Grip strength has been an integral part of conditioning for baseball for decades. Why? Because years of practical experience and scientific research indicate that grip strength can have a significant effect on offensive performance in professional baseball players. In a study published in the Journal of Strength and Conditioning Research (1), 343 professional baseball players in the Texas Rangers organization were tested over the course of two separate seasons. Players represented all levels within the Rangers organization. Ninety Rookie Ball players, 84 A-ball players, 50 AA players; 52 AAA players and 62 Major League players were tested for grip strength, power, speed and agility.
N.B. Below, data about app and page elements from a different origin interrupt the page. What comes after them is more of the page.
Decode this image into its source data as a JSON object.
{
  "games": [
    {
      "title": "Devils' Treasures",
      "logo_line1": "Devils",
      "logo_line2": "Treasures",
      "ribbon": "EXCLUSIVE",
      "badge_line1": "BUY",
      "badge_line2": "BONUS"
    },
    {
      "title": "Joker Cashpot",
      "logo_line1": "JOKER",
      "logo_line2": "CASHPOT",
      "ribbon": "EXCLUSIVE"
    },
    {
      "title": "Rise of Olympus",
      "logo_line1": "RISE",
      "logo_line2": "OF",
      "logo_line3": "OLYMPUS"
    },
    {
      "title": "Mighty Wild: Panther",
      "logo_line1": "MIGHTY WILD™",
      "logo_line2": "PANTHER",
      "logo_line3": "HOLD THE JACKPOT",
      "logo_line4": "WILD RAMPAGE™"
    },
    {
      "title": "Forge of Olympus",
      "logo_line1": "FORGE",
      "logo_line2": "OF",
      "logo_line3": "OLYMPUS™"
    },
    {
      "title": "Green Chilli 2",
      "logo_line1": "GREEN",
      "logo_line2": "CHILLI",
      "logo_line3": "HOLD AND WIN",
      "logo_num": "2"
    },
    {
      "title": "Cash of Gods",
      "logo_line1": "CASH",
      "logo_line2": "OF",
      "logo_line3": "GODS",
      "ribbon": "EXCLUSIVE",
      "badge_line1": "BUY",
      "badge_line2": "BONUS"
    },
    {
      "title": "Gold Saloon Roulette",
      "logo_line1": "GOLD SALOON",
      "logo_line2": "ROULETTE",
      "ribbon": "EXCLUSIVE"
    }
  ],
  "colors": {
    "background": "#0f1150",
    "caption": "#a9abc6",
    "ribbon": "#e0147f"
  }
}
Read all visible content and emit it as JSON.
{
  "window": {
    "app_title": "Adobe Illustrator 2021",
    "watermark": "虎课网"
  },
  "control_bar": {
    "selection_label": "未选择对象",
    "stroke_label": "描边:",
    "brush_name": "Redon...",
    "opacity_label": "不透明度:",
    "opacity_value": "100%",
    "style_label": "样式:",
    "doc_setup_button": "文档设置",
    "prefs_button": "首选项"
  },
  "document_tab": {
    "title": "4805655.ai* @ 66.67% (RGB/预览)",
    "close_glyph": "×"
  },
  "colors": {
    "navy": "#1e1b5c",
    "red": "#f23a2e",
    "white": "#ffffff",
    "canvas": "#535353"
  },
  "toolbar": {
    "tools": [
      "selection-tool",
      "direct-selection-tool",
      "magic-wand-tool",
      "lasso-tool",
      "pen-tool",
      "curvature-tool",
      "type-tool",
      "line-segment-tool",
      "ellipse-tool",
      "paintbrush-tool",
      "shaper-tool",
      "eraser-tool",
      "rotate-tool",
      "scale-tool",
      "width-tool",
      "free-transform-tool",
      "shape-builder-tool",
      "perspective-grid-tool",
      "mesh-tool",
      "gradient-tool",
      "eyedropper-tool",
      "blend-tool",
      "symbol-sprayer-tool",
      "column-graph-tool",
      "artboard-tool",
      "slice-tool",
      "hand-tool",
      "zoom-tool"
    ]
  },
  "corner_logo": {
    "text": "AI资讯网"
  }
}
Regression equations were developed to determine the relationship between each of these tests and performance as measured by home runs, total bases, slugging percentage and stolen bases. While the results indicated that the best predictors of over-all performance were power, speed and agility, grip strength was significantly related to home runs, total bases and slugging percentage. It is also interesting to note that the players that had the most lean body mass, greatest power, fastest speed and best agility, also had the most grip strength.
Training for grip strength should be similar to that for other forms of strength. Baseline values should be obtained and training should follow a periodization model in which exercises, volume and intensity are varied throughout the season. Assessments of grip strength should be performed at regular intervals to determine progress, evaluate program effectiveness and monitor compliance.
Most “authorities” on grip strength say that there are two basic types of grip strength: